Unit 3/Slide 35 Examining R Scatterplots Notice that the plots have the same shape even though one uses standardized variables. R Commander includes marginal boxplots as a default, and we can see that they remain the same. Only the scales differ. R Commander, as a default, includes a LOESS line (locally estimated scatterplot smoothing line). A LOESS line just finds the conditional means and connects the dot. R Commander, as a default, also includes a now familiar OLS regression line.

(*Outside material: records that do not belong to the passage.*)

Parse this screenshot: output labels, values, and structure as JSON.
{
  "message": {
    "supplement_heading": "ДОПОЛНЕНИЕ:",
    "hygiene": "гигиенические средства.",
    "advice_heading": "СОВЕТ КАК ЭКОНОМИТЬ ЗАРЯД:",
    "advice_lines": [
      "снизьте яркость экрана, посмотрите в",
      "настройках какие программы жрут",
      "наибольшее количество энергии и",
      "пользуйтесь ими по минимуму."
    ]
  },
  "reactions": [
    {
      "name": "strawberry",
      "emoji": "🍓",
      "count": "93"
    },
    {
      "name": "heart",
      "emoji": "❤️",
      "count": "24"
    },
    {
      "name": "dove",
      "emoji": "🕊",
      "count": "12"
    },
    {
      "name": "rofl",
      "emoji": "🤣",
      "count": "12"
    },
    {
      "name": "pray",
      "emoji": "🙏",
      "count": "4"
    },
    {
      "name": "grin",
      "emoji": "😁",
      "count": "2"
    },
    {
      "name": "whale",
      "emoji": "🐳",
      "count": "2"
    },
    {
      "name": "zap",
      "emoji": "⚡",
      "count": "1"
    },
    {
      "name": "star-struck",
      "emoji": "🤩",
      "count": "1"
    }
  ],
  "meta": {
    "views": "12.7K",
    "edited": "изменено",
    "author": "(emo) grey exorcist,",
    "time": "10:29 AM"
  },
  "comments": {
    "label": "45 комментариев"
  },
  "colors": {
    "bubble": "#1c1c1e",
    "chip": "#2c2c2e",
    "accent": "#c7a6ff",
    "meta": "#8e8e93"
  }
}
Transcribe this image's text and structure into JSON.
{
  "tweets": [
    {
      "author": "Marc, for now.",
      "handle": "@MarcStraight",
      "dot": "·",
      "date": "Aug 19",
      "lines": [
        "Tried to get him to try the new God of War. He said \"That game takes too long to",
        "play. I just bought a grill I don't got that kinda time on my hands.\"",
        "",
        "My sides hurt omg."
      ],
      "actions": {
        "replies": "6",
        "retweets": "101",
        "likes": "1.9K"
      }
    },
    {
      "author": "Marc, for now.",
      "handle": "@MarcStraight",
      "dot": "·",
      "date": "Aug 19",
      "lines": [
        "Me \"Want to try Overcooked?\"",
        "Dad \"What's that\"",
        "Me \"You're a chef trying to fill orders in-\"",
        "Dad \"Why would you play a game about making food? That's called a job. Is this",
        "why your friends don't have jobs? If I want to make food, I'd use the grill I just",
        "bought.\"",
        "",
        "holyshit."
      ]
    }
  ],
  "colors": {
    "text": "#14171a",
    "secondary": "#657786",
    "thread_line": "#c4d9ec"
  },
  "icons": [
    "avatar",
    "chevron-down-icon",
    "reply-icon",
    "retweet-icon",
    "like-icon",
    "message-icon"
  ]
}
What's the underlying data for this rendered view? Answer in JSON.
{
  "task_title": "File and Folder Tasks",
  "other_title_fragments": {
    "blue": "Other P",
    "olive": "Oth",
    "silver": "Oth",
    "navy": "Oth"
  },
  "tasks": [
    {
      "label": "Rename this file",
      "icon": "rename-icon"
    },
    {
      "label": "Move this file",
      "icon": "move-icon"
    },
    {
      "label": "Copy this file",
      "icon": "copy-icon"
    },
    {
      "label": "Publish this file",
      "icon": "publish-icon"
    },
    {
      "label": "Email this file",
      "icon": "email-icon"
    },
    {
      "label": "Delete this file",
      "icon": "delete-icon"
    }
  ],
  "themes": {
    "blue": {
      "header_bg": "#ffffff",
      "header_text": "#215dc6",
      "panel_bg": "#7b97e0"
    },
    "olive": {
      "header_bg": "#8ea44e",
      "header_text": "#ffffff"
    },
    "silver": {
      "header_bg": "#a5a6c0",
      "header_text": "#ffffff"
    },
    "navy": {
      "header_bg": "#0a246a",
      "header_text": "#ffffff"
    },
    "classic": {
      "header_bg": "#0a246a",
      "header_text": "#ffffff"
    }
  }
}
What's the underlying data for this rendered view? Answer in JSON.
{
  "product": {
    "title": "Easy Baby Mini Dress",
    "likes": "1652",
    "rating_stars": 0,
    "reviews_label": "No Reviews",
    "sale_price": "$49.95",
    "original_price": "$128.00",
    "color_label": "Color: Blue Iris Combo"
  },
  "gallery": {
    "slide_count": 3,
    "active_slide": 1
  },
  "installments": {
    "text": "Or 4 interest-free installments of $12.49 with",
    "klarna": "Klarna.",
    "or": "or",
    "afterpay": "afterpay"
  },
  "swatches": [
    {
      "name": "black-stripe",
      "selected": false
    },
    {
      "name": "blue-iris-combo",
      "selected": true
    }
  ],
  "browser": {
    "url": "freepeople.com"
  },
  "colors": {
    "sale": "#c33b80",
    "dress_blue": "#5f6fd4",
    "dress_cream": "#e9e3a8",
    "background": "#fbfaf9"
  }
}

Unit 3/Slide 45 Unit 3 Appendix: Hilarious Hijinks Once upon a time there was a distracting love triangle between a data analyst, a mathematician and a philosopher. The data analyst and the mathematician were both in love with the philosopher. The philosopher acted decisively. The philosopher gathered everybody together in a large, empty room. The philosopher put the data analyst and the mathematician in separate but adjacent corners. The philosopher then took a place across the room from both of them, centered on the opposite wall. The philosopher said, “Each of you, give me reasons that we should be together, and, for each of your reasons, cross half the distance between us. The first of you to reach me is mine, and I am yours.” The mathematician said a nice thing, “I am a curve, and you are my integral.” The data analyst said a nice thing, “Alone, I am a skewed univariate distribution. Alone, you are a skewed univariate distribution. Together, we have a perfect positive bivariate relationship (r= 1.00).” This continued until they were both within arms’ reach of the philosopher. The data analyst lovingly embraced the philosopher, and the mathematician laughed at the data analyst, “You fool! If, for each reason that you provide, you can only traverse half the distance to your goal, you cannot reach your goal unless you provide an infinite number of reasons.” Finally, having come down from the height of ecstasy, the mathematician found that the data analyst and philosopher had gone off together. (Adapted by SP, Source Unknown) Moral of the Story: Be reasonable with rounding. As data analysts, we are interested in meaningful differences. If there is no meaningful difference between 2.007 and 2, go with 2. Don’t trust data analysts who don’t round reasonably.